Yesterday, Danny had to tear down the dilapidated school house that is the symbol of my early motherhood. He built it with pride. I painted it red. It had the coolest repurposed, vintage shop doors. My grandparents came over and helped me sheetrock the inside. Every day of the school year Josiah and Isaac and I (and pretty soon Amaus) diligently went out to the school house where I taught them how to read. We did fun science experiments and had such an amazing, focused time of reading some of the most incredible stories together. Years later and unbeknownst to us, there was an old septic system at one corner of the schoolhouse that caved when there was a large amount of rain and for several years now (that have been full of other responsibilities) the school house has fallen into a state of disrepair.
When it had to come down yesterday, while I was glad to see something done with the crumbling structure…I had to take a deep breath. That sweet, simple life is certainly gone for good. It can’t be resurrected. And with Miss Magnolia, it’s but a faint memory that is not even a close semblance to what we now live. It’s been set aside for the new.

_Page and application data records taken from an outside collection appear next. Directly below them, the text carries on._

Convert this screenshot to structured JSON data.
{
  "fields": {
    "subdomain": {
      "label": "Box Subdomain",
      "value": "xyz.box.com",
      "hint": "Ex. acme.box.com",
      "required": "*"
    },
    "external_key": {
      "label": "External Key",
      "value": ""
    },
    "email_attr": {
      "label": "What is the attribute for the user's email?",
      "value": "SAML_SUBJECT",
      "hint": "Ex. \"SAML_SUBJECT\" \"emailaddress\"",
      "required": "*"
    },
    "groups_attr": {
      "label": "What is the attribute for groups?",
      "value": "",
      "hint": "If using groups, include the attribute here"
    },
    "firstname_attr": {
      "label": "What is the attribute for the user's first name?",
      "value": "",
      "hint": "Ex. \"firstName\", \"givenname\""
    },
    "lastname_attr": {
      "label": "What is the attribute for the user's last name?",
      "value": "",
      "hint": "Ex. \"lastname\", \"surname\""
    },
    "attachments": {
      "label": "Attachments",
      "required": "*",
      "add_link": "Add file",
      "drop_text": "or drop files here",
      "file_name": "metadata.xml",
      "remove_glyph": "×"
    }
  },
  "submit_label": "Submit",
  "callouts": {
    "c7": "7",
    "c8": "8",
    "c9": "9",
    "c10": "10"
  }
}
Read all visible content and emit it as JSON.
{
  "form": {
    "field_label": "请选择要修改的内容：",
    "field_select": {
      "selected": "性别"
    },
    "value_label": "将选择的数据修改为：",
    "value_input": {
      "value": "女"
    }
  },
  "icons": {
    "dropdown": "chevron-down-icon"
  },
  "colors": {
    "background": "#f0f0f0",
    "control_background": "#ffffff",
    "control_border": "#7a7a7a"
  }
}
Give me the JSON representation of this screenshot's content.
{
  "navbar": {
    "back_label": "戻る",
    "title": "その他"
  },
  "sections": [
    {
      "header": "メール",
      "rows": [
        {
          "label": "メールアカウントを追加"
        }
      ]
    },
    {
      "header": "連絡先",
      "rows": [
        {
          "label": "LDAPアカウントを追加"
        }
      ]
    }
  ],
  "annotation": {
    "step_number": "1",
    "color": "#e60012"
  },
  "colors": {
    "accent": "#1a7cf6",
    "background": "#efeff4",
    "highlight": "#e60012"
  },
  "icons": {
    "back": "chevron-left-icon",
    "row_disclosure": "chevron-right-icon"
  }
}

While I can idolize and long for the simplicity we once lived in, the old has to pass away for the new to come. We could’ve kept our relatively small family. We could’ve kept our picket fence simplicity. We could still be getting full nights of sleep, waking far before the sun and focusing all of our energy on natural living, exercise, milking cows and homeschooling. But frankly, we would’ve missed out on a life that is far grander.
Redemption always costs the laying down of some other things. It always costs the death of some things. And redemption is always, always worth it. I cannot imagine what we would do without any one of the treasures God has entrusted to us! Oh, what we would’ve missed out on!
The days of my greatest concern being meal planning, are far behind me. We have more quick-fix meals than ever before in our lives! I now work from home and still homeschool some of our children, but with much different methods. There’s no telling what each one of our days will end up looking like. But I’ll tell you what, there is expansion we couldn’t imagine back in our simple life, blossoming and growing in every area. We have more space, we have more resources, we see dreams and visions unfolding…and we have joy.
I’ll always hold the simple days close to my heart. They were the days I learned patience, and faithfulness and obedience- things I’ll never master but I continue to learn. But they remind me that times will always be shifting as I yield my future to the hands of the Potter. If I’ll allow Him to form the path, the harvest will keep coming with increasing yield- but I’ll have to keep letting go and allowing him to change me along the way. And that’s ok. What He has ahead is always much greater than anything I ever find myself sitting on presently.
The Old has to Die, So the New Can Come.